More than two months after a pre-electoral political dispute, the Central Election Commission, a seven-member body overseeing the elections, is still functioning with only four members, who are unable to certify the elections. Currently, they are processing results from each region and handling complaints by parties.
In the northeastern region of Kukes, CEC has turned down a result which granted both the right and the left coalitions two MPs each, giving the Democratic-Party led coalition a 3-1 lead and making Kukes the only region where the outgoing Democratic Party managed to have a positive result in the landslide defeat of the June 23 general elections.

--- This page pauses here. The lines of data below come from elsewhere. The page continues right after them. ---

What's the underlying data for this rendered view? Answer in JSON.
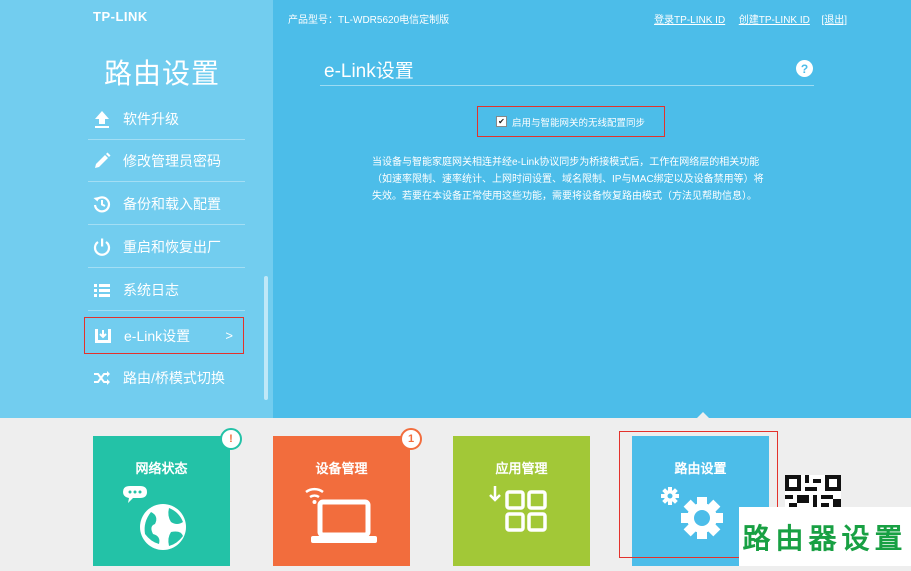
{
  "header": {
    "logo": "TP-LINK",
    "model": "产品型号：TL-WDR5620电信定制版",
    "link_login": "登录TP-LINK ID",
    "link_create": "创建TP-LINK ID",
    "link_exit": "[退出]"
  },
  "sidebar": {
    "title": "路由设置",
    "items": [
      {
        "label": "软件升级",
        "icon": "upload-icon"
      },
      {
        "label": "修改管理员密码",
        "icon": "pencil-icon"
      },
      {
        "label": "备份和载入配置",
        "icon": "history-icon"
      },
      {
        "label": "重启和恢复出厂",
        "icon": "power-icon"
      },
      {
        "label": "系统日志",
        "icon": "list-icon"
      },
      {
        "label": "e-Link设置",
        "icon": "download-tray-icon",
        "active": true,
        "chevron": ">"
      },
      {
        "label": "路由/桥模式切换",
        "icon": "shuffle-icon"
      }
    ]
  },
  "main": {
    "title": "e-Link设置",
    "help": "?",
    "checkbox_label": "启用与智能网关的无线配置同步",
    "checkbox_checked": true,
    "description": "当设备与智能家庭网关相连并经e-Link协议同步为桥接模式后，工作在网络层的相关功能（如速率限制、速率统计、上网时间设置、域名限制、IP与MAC绑定以及设备禁用等）将失效。若要在本设备正常使用这些功能，需要将设备恢复路由模式（方法见帮助信息）。"
  },
  "tiles": [
    {
      "label": "网络状态",
      "color": "#23c2a7",
      "badge": "!"
    },
    {
      "label": "设备管理",
      "color": "#f26d3d",
      "badge": "1"
    },
    {
      "label": "应用管理",
      "color": "#a2c837"
    },
    {
      "label": "路由设置",
      "color": "#4cbde9",
      "active": true
    }
  ],
  "watermark": "路由器设置"
}
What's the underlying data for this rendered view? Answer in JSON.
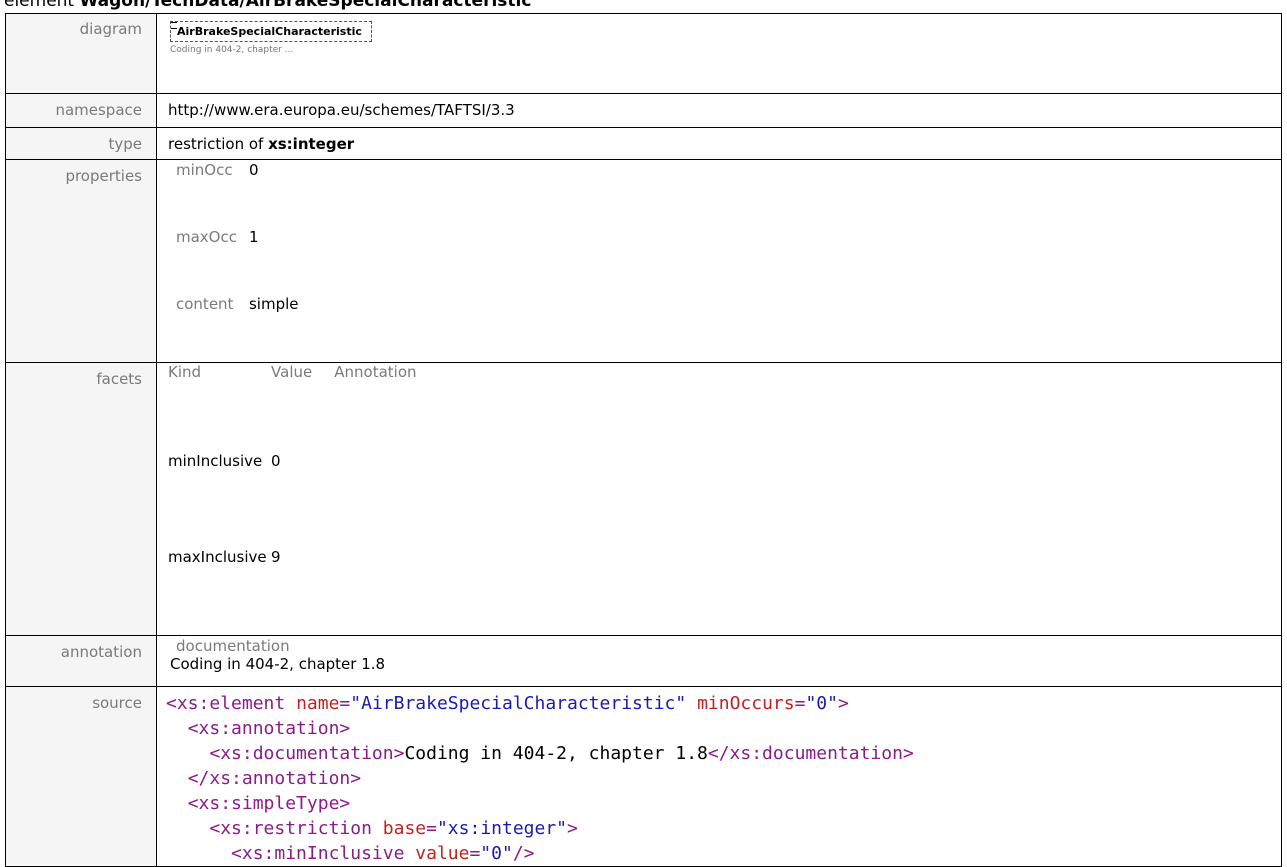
{
  "heading": {
    "prefix": "element ",
    "name": "Wagon/TechData/AirBrakeSpecialCharacteristic"
  },
  "rows": {
    "diagram": {
      "label": "diagram",
      "box_text": "AirBrakeSpecialCharacteristic",
      "note": "Coding in 404-2, chapter ..."
    },
    "namespace": {
      "label": "namespace",
      "value": "http://www.era.europa.eu/schemes/TAFTSI/3.3"
    },
    "type": {
      "label": "type",
      "prefix": "restriction of ",
      "base": "xs:integer"
    },
    "properties": {
      "label": "properties",
      "items": [
        {
          "key": "minOcc",
          "value": "0"
        },
        {
          "key": "maxOcc",
          "value": "1"
        },
        {
          "key": "content",
          "value": "simple"
        }
      ]
    },
    "facets": {
      "label": "facets",
      "headers": [
        "Kind",
        "Value",
        "Annotation"
      ],
      "items": [
        {
          "kind": "minInclusive",
          "value": "0"
        },
        {
          "kind": "maxInclusive",
          "value": "9"
        }
      ]
    },
    "annotation": {
      "label": "annotation",
      "key": "documentation",
      "value": "Coding in 404-2, chapter 1.8"
    },
    "source": {
      "label": "source",
      "lines": [
        {
          "indent": "",
          "tag": "<xs:element",
          "attrs": [
            {
              "name": "name",
              "value": "\"AirBrakeSpecialCharacteristic\""
            },
            {
              "name": "minOccurs",
              "value": "\"0\""
            }
          ],
          "close": ">",
          "text": "",
          "end": ""
        },
        {
          "indent": "  ",
          "tag": "<xs:annotation",
          "attrs": [],
          "close": ">",
          "text": "",
          "end": ""
        },
        {
          "indent": "    ",
          "tag": "<xs:documentation",
          "attrs": [],
          "close": ">",
          "text": "Coding in 404-2, chapter 1.8",
          "end": "</xs:documentation>"
        },
        {
          "indent": "  ",
          "tag": "</xs:annotation",
          "attrs": [],
          "close": ">",
          "text": "",
          "end": ""
        },
        {
          "indent": "  ",
          "tag": "<xs:simpleType",
          "attrs": [],
          "close": ">",
          "text": "",
          "end": ""
        },
        {
          "indent": "    ",
          "tag": "<xs:restriction",
          "attrs": [
            {
              "name": "base",
              "value": "\"xs:integer\""
            }
          ],
          "close": ">",
          "text": "",
          "end": ""
        },
        {
          "indent": "      ",
          "tag": "<xs:minInclusive",
          "attrs": [
            {
              "name": "value",
              "value": "\"0\""
            }
          ],
          "close": "/>",
          "text": "",
          "end": ""
        }
      ]
    }
  }
}
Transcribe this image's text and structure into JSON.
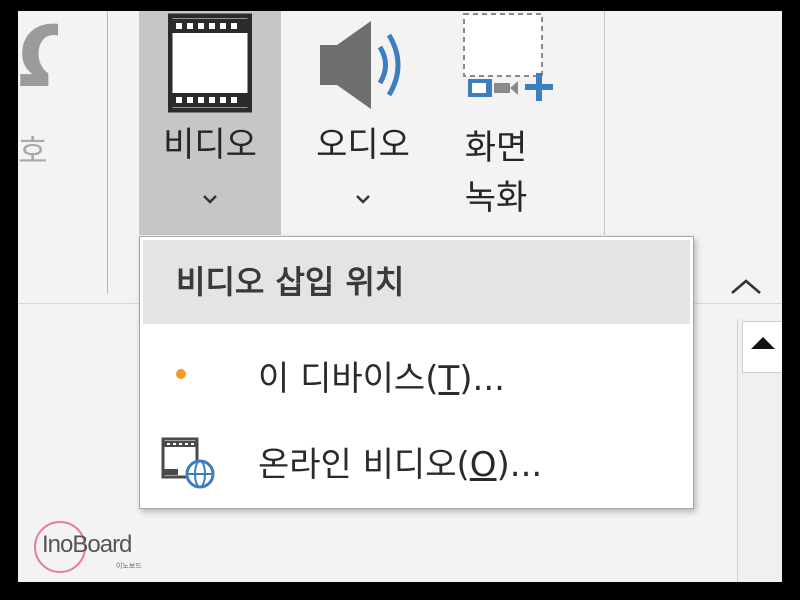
{
  "ribbon": {
    "prev_label": "호",
    "video": {
      "label": "비디오",
      "icon": "film-icon"
    },
    "audio": {
      "label": "오디오",
      "icon": "speaker-icon"
    },
    "screen_record": {
      "label": "화면 녹화",
      "icon": "screen-recording-icon"
    }
  },
  "video_menu": {
    "header": "비디오 삽입 위치",
    "items": [
      {
        "label": "이 디바이스(",
        "accelerator": "T",
        "suffix": ")...",
        "icon": "dot-icon"
      },
      {
        "label": "온라인 비디오(",
        "accelerator": "O",
        "suffix": ")...",
        "icon": "online-video-icon"
      }
    ]
  },
  "watermark": {
    "brand": "InoBoard",
    "sub": "이노보드"
  },
  "colors": {
    "ribbon_bg": "#f3f3f3",
    "selected_button_bg": "#c6c6c6",
    "menu_header_bg": "#e4e4e4",
    "accent_blue": "#3e7dc0",
    "dot_orange": "#f59a23"
  }
}
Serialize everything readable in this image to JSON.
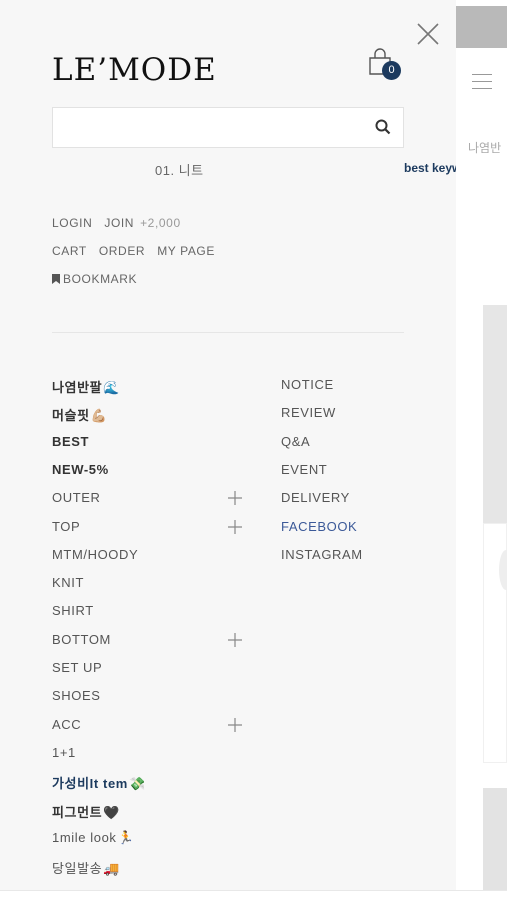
{
  "brand": {
    "logo_text": "LE’MODE"
  },
  "cart": {
    "count": "0",
    "icon": "shopping-bag-icon"
  },
  "search": {
    "placeholder": "",
    "hint": "01. 니트",
    "best_keyword_label": "best keyw"
  },
  "account": {
    "login": "LOGIN",
    "join": "JOIN",
    "join_bonus": "+2,000",
    "cart": "CART",
    "order": "ORDER",
    "my_page": "MY PAGE",
    "bookmark": "BOOKMARK"
  },
  "categories": [
    {
      "label": "나염반팔",
      "emoji": "🌊",
      "style": "bold"
    },
    {
      "label": "머슬핏",
      "emoji": "💪🏼",
      "style": "bold"
    },
    {
      "label": "BEST",
      "emoji": "",
      "style": "bold"
    },
    {
      "label": "NEW-5%",
      "emoji": "",
      "style": "bold"
    },
    {
      "label": "OUTER",
      "emoji": "",
      "style": "normal",
      "expandable": true
    },
    {
      "label": "TOP",
      "emoji": "",
      "style": "normal",
      "expandable": true
    },
    {
      "label": "MTM/HOODY",
      "emoji": "",
      "style": "normal"
    },
    {
      "label": "KNIT",
      "emoji": "",
      "style": "normal"
    },
    {
      "label": "SHIRT",
      "emoji": "",
      "style": "normal"
    },
    {
      "label": "BOTTOM",
      "emoji": "",
      "style": "normal",
      "expandable": true
    },
    {
      "label": "SET UP",
      "emoji": "",
      "style": "normal"
    },
    {
      "label": "SHOES",
      "emoji": "",
      "style": "normal"
    },
    {
      "label": "ACC",
      "emoji": "",
      "style": "normal",
      "expandable": true
    },
    {
      "label": "1+1",
      "emoji": "",
      "style": "normal"
    },
    {
      "label": "가성비It tem",
      "emoji": "💸",
      "style": "navy"
    },
    {
      "label": "피그먼트",
      "emoji": "🖤",
      "style": "bold"
    },
    {
      "label": "1mile look",
      "emoji": "🏃",
      "style": "normal"
    },
    {
      "label": "당일발송",
      "emoji": "🚚",
      "style": "normal"
    }
  ],
  "community": [
    {
      "label": "NOTICE"
    },
    {
      "label": "REVIEW"
    },
    {
      "label": "Q&A"
    },
    {
      "label": "EVENT"
    },
    {
      "label": "DELIVERY"
    },
    {
      "label": "FACEBOOK"
    },
    {
      "label": "INSTAGRAM"
    }
  ],
  "background_page": {
    "keyword_text": "나염반"
  },
  "colors": {
    "accent_navy": "#1c3a5e",
    "facebook_blue": "#3b5998",
    "drawer_bg": "#f7f7f7"
  }
}
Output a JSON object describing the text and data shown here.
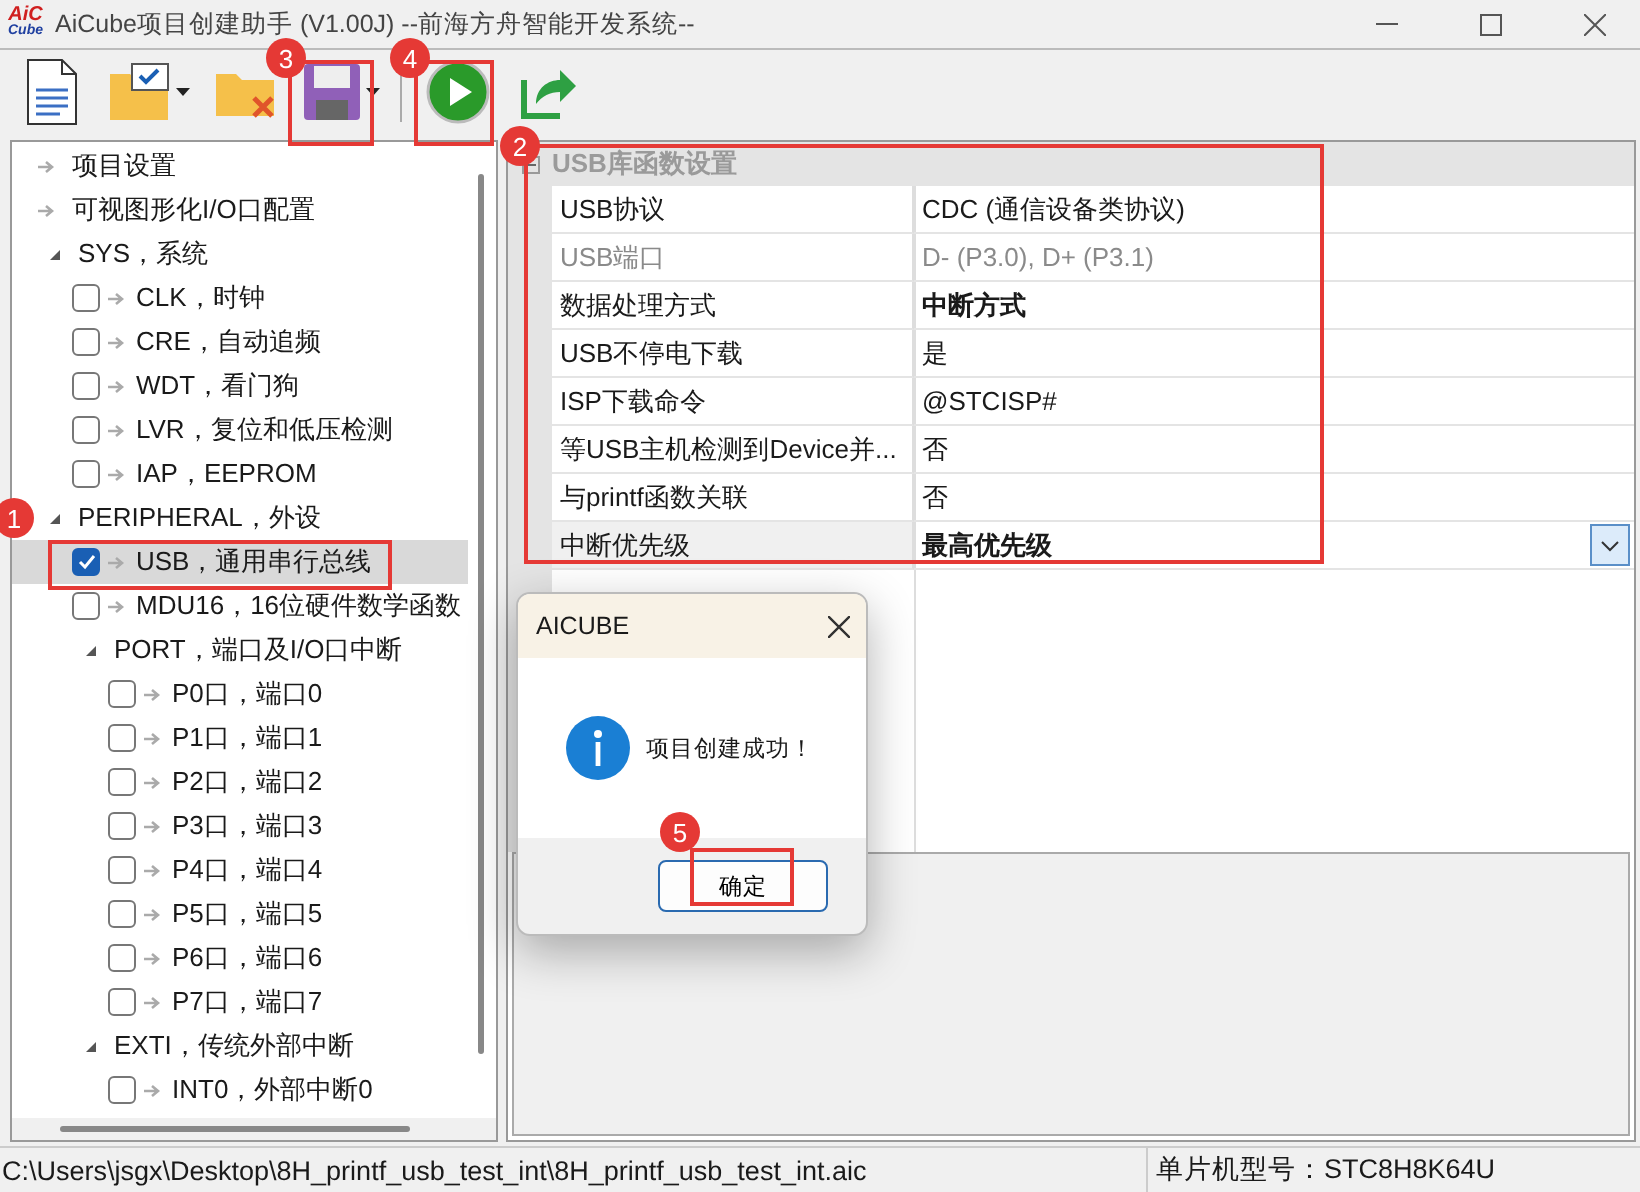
{
  "window": {
    "logo": [
      "AiC",
      "Cube"
    ],
    "title": "AiCube项目创建助手 (V1.00J) --前海方舟智能开发系统--"
  },
  "toolbar": [
    {
      "kind": "new",
      "dropdown": false
    },
    {
      "kind": "open",
      "dropdown": true
    },
    {
      "kind": "close",
      "dropdown": false
    },
    {
      "kind": "save",
      "dropdown": true
    },
    {
      "kind": "run",
      "dropdown": false
    },
    {
      "kind": "export",
      "dropdown": false
    }
  ],
  "tree": [
    {
      "kind": "link",
      "label": "项目设置"
    },
    {
      "kind": "link",
      "label": "可视图形化I/O口配置"
    },
    {
      "kind": "group",
      "label": "SYS，系统",
      "expanded": true,
      "children": [
        {
          "kind": "check",
          "label": "CLK，时钟",
          "checked": false,
          "selected": false
        },
        {
          "kind": "check",
          "label": "CRE，自动追频",
          "checked": false,
          "selected": false
        },
        {
          "kind": "check",
          "label": "WDT，看门狗",
          "checked": false,
          "selected": false
        },
        {
          "kind": "check",
          "label": "LVR，复位和低压检测",
          "checked": false,
          "selected": false
        },
        {
          "kind": "check",
          "label": "IAP，EEPROM",
          "checked": false,
          "selected": false
        }
      ]
    },
    {
      "kind": "group",
      "label": "PERIPHERAL，外设",
      "expanded": true,
      "children": [
        {
          "kind": "check",
          "label": "USB，通用串行总线",
          "checked": true,
          "selected": true
        },
        {
          "kind": "check",
          "label": "MDU16，16位硬件数学函数",
          "checked": false,
          "selected": false
        },
        {
          "kind": "group",
          "label": "PORT，端口及I/O口中断",
          "expanded": true,
          "children": [
            {
              "kind": "check",
              "label": "P0口，端口0",
              "checked": false,
              "selected": false
            },
            {
              "kind": "check",
              "label": "P1口，端口1",
              "checked": false,
              "selected": false
            },
            {
              "kind": "check",
              "label": "P2口，端口2",
              "checked": false,
              "selected": false
            },
            {
              "kind": "check",
              "label": "P3口，端口3",
              "checked": false,
              "selected": false
            },
            {
              "kind": "check",
              "label": "P4口，端口4",
              "checked": false,
              "selected": false
            },
            {
              "kind": "check",
              "label": "P5口，端口5",
              "checked": false,
              "selected": false
            },
            {
              "kind": "check",
              "label": "P6口，端口6",
              "checked": false,
              "selected": false
            },
            {
              "kind": "check",
              "label": "P7口，端口7",
              "checked": false,
              "selected": false
            }
          ]
        },
        {
          "kind": "group",
          "label": "EXTI，传统外部中断",
          "expanded": true,
          "children": [
            {
              "kind": "check",
              "label": "INT0，外部中断0",
              "checked": false,
              "selected": false
            }
          ]
        }
      ]
    }
  ],
  "properties": {
    "category": "USB库函数设置",
    "expanded": true,
    "rows": [
      {
        "name": "USB协议",
        "value": "CDC (通信设备类协议)",
        "disabled": false,
        "modified": false,
        "selected": false
      },
      {
        "name": "USB端口",
        "value": "D- (P3.0), D+ (P3.1)",
        "disabled": true,
        "modified": false,
        "selected": false
      },
      {
        "name": "数据处理方式",
        "value": "中断方式",
        "disabled": false,
        "modified": true,
        "selected": false
      },
      {
        "name": "USB不停电下载",
        "value": "是",
        "disabled": false,
        "modified": false,
        "selected": false
      },
      {
        "name": "ISP下载命令",
        "value": "@STCISP#",
        "disabled": false,
        "modified": false,
        "selected": false
      },
      {
        "name": "等USB主机检测到Device并...",
        "value": "否",
        "disabled": false,
        "modified": false,
        "selected": false
      },
      {
        "name": "与printf函数关联",
        "value": "否",
        "disabled": false,
        "modified": false,
        "selected": false
      },
      {
        "name": "中断优先级",
        "value": "最高优先级",
        "disabled": false,
        "modified": true,
        "selected": true
      }
    ]
  },
  "dialog": {
    "title": "AICUBE",
    "message": "项目创建成功！",
    "button": "确定"
  },
  "status_bar": {
    "path": "C:\\Users\\jsgx\\Desktop\\8H_printf_usb_test_int\\8H_printf_usb_test_int.aic",
    "chip": "单片机型号：STC8H8K64U"
  },
  "annotations": [
    {
      "number": "1"
    },
    {
      "number": "2"
    },
    {
      "number": "3"
    },
    {
      "number": "4"
    },
    {
      "number": "5"
    }
  ]
}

The Electoral College, a judicial body comprising eight Appeals Court judges, which in several cases has assumed CEC’s responsibility because of the commission’s inability to approve decisions requiring a qualified majority of five votes, is expected to certify Albania’s June 23 general elections. Its results, unlike previous disputed elections, have been accepted by the major parties.
Albania’s June 23 general elections were competitive and respected fundamental freedoms, but the final assessment of the elections will depend on the conduct of the remaining stages of the election process, said the OSCE/ODIHR international observation mission in its preliminary findings.
“The final assessment of the elections will depend, in part, on the conduct of the remaining stages of the election process, including the counting, tabulation and announcement of results and the handling of possible complaints or appeals,” said the preliminary report.
With the elections over and results being accepted the two major parties seem to be involved in other internal issues rather than elections.
The Democratic Party which will be in power until next September when a new Socialist Party-led government is formed are organizing the election of the new party leader after the withdrawal of acting Prime Minister Berisha following the election defeat after two consecutive terms as prime minister.
Meanwhile, the Socialist Party and Socialist Movement for Integration, the two major left-wing parties, have already unveiled who the country’s new prime minister and parliament speaker will be and are working on drafting a program for the first 300 days of governance.